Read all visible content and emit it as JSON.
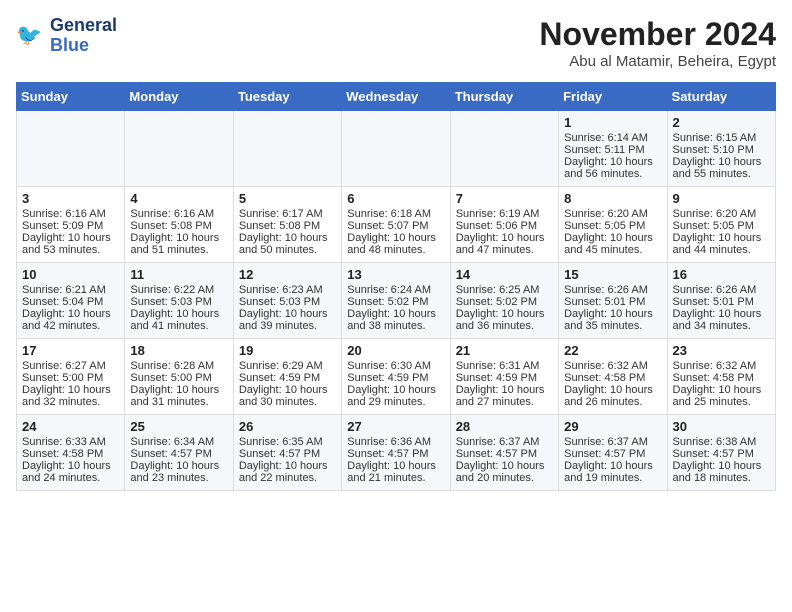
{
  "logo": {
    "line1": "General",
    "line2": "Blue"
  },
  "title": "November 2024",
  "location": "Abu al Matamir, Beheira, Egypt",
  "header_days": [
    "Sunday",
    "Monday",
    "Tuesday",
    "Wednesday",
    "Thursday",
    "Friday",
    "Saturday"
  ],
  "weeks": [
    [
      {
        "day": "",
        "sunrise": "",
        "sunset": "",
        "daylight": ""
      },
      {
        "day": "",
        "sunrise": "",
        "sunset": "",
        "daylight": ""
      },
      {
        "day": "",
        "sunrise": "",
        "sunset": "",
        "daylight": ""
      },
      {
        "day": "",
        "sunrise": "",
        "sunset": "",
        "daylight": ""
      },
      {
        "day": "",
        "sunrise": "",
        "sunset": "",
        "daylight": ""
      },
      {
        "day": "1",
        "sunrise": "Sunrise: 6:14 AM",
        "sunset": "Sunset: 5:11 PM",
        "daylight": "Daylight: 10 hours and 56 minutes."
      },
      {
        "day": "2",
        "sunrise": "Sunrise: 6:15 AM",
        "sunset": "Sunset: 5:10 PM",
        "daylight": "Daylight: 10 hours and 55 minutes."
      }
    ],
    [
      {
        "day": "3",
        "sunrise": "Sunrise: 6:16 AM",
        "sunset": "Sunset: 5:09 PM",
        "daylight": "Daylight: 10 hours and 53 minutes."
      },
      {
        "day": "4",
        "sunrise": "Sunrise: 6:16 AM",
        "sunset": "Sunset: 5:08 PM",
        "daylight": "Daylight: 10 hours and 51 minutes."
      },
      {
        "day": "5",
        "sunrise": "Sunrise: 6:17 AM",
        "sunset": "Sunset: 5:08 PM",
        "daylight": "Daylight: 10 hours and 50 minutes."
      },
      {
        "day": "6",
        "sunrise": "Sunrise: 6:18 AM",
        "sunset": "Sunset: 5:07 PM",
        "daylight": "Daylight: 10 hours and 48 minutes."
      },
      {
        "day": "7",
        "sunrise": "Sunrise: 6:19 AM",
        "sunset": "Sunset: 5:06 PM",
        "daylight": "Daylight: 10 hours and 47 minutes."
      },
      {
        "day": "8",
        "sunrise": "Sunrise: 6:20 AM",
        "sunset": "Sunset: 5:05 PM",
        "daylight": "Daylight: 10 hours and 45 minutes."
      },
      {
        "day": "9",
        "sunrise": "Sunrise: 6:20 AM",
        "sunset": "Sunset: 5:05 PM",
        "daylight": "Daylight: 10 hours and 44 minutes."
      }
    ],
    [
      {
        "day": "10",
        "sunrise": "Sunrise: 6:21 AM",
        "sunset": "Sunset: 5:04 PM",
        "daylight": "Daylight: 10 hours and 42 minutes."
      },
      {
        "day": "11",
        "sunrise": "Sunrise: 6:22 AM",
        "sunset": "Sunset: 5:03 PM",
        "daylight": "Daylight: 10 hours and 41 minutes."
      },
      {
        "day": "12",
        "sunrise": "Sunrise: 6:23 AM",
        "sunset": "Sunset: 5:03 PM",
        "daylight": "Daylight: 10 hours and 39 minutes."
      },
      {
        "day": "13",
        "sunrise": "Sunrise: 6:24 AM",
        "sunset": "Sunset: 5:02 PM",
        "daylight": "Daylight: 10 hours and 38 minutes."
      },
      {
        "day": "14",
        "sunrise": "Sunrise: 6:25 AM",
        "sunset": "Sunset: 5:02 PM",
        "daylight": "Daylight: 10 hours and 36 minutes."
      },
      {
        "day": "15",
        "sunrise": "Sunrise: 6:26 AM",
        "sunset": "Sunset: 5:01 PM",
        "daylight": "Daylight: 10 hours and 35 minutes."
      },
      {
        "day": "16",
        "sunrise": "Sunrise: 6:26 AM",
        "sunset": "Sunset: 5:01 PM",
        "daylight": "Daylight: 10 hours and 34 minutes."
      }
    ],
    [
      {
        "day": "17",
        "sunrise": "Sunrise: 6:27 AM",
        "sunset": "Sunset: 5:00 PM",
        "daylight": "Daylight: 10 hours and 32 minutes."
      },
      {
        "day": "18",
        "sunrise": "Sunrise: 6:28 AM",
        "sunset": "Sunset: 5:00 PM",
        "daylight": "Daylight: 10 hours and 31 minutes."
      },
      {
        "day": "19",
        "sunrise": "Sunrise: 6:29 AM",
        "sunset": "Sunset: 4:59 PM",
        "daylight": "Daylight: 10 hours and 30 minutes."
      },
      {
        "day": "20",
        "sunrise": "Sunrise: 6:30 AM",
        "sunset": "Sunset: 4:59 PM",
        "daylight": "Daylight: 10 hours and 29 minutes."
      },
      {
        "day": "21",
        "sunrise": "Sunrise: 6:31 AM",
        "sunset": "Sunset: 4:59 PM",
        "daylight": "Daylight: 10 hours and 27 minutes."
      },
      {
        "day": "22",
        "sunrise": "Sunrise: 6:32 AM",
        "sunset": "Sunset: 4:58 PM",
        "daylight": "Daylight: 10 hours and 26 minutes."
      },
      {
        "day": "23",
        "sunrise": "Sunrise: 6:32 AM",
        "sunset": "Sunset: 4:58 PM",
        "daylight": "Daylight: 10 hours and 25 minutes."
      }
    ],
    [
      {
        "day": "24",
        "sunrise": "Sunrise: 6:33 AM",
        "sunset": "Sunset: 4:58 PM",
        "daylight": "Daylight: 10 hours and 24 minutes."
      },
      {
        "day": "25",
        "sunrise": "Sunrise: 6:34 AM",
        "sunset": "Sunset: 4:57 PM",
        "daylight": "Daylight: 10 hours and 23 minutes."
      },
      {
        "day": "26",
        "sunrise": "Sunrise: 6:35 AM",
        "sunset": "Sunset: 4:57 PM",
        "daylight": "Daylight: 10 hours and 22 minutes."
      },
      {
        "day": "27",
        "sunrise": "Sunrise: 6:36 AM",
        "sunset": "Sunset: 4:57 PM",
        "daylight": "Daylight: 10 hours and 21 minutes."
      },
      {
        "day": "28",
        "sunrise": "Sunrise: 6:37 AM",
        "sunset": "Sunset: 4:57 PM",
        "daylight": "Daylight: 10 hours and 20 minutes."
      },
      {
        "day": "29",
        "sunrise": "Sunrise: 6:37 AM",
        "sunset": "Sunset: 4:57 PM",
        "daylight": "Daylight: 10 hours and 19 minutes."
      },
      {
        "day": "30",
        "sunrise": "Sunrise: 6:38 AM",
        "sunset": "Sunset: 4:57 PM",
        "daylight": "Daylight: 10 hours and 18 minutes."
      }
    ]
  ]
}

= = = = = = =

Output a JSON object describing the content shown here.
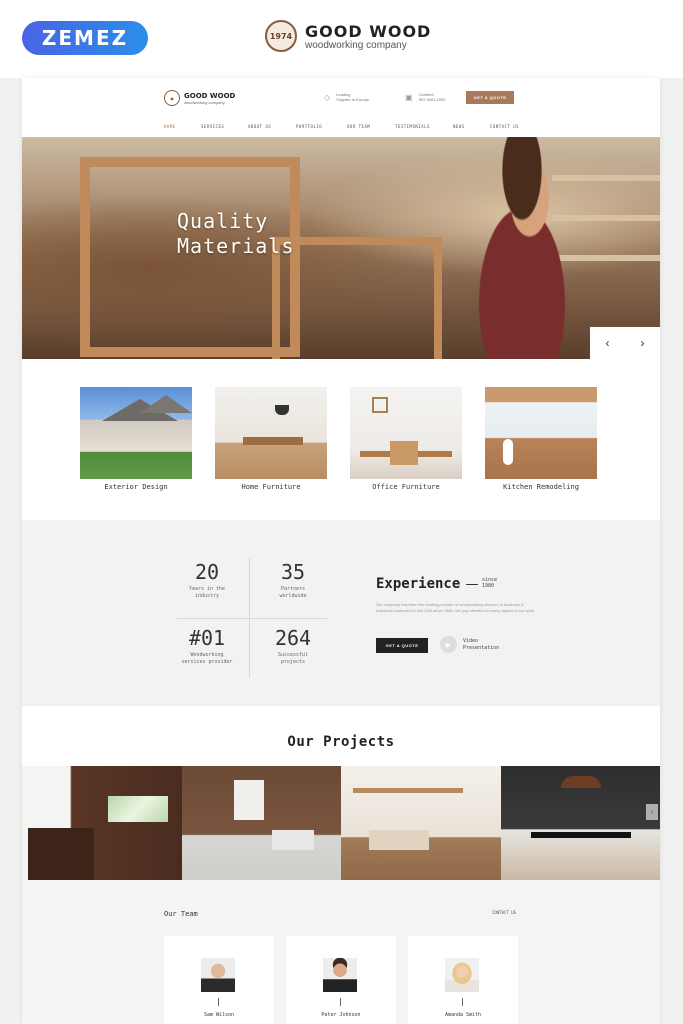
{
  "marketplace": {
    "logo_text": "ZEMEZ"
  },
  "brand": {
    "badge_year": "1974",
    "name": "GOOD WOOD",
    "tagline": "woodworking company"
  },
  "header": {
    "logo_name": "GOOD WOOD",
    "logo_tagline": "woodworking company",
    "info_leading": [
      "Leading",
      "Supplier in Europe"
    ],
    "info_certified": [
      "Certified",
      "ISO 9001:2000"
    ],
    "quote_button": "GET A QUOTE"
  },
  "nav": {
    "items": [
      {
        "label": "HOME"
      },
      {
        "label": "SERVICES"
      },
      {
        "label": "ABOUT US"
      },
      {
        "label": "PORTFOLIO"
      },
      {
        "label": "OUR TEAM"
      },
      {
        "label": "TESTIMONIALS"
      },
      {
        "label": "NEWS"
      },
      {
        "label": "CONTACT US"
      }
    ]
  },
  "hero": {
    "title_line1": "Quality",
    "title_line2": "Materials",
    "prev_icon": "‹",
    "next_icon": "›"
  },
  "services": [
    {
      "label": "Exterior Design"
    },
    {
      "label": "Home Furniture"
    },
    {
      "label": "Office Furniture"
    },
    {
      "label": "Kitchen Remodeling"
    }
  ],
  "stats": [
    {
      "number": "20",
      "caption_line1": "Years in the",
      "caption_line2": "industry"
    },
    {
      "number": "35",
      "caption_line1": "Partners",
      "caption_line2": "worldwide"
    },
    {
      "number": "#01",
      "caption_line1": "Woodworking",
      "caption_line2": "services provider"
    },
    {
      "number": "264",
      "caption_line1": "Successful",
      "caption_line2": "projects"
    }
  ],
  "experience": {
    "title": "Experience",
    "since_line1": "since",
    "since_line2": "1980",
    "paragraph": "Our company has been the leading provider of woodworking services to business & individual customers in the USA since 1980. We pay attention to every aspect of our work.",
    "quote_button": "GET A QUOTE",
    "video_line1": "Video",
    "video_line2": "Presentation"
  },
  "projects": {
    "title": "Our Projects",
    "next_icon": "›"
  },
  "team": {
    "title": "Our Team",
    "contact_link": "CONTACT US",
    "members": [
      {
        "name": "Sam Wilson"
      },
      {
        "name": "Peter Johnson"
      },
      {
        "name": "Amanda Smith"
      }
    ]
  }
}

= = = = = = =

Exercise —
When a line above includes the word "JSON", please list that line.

Task result —
Read all visible content and emit it as JSON.
Output a JSON object describing the content shown here.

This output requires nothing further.